1929, 1987, 2000, 2007 and 2018: haven’t we learned anything?

1929, 1987, 2000, 2007 and 2018: haven’t we learned anything?

February 14, 2018 0 By Michel Santi

Notwithstanding the drastic adjustment to the stock markets in the way of 10%, the world’s biggest economy, the one that’s always ahead of everyone else in growth and also depression, the one that serves as the ultimate example of neoliberalism – America – has made a spectacular recovery since the 2007-08 crisis. With its property market constantly growing, unemployment at its lowest for a generation and stock markets booming, there is ample proof that this has been an exemplary recovery from an economy that ten years ago had a brush with catastrophe.

The US’s middle class is, however, miles away from rekindling its living standards from before the recession, and didn’t manage to recuperate all its wealth that had been endangered by the financial crisis. In fact, dogged by stagnant wages – despite a flourishing economy and financial sector – US wage earners are now confronted with a situation and pushed to extremes equivalent to those that prevailed throughout the mid-90s. America’s middle class is therefore being forced to make a full-on return to the past – a past once envied by Europe – as demonstrated by a Federal Reserve study showing an 8% drop in its wealth in twenty years! This regression is, however, turning well and truly into a rout on the less privileged, whose modest assets lost 22% over the same period. The poor are basically the damned, damned by a system that works for the rich who have increased their fortune by 146% since 1998! Income disparities are even more shocking: while 90% of US citizens have seen the fruits of their labour collapse by 50%, the richest 1% of Americans have enjoyed a 23% surge in their income!

As the stock markets seem to be stalling, or at the very least forced to adjust to the real economy where real people spend their days, let’s take a look at the Gateses, the Bezoses, the Zuckerbergs, the Musks and the Kochs of this world. They have certainly studied the Great Depression and the bankruptcies of 2007-08, but you could legitimately say that they haven’t learned a thing from them. The economy of the 21st Century is so far no healthier than the economy of the late 1990s because the capitalism of 2018 is still driven solely by the engine of finance.

In this zero–sum game of deception for civil society, giants like Apple possess abhorrent wealth, with theirs valued at 375 billion dollars. This will of course not be reinvested in their products but in financial markets and ingenious ways of paying as little tax as possible. In this world of 2018, entities like Apple and many others are nothing but gigantic speculative funds, of which only a fraction is put into technological innovation, and pretty much all of which benefits neither consumption nor society.

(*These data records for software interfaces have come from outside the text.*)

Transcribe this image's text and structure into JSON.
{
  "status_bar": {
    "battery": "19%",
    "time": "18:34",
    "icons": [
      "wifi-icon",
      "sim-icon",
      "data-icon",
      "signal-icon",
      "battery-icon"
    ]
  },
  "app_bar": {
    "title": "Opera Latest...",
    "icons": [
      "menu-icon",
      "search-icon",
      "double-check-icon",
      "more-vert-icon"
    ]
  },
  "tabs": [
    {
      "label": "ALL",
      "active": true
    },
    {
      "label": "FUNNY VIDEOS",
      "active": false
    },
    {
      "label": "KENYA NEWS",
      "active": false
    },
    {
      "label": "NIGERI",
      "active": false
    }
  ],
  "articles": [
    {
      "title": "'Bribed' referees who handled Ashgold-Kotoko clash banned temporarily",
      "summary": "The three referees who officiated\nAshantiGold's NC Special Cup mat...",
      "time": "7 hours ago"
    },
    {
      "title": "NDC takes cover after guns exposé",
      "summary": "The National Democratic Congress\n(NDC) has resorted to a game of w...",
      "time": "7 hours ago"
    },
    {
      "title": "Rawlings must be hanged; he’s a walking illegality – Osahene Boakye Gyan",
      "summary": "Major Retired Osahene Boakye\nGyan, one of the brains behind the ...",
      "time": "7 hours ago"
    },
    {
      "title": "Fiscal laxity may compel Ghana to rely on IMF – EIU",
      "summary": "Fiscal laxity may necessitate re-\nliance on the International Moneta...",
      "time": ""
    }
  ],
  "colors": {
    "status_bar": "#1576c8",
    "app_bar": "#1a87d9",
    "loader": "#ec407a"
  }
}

After the tragedies of the years 2007 to 2010, and while the middle classes are being torn apart at the seams in every Western nation, the happy 1% must be very seriously weighing up the consequences of their actions and decisions. They definitely mustn’t hide behind the pretext – that has been repeated to death – that they couldn’t have foreseen this new and unavoidable catastrophe that was aggravated – or created – by their rampant greed. While the financial world seems to need saving from hyper-volatility and hyper-instability – its hallmarks – we cannot ignore the consequences of our actions any longer.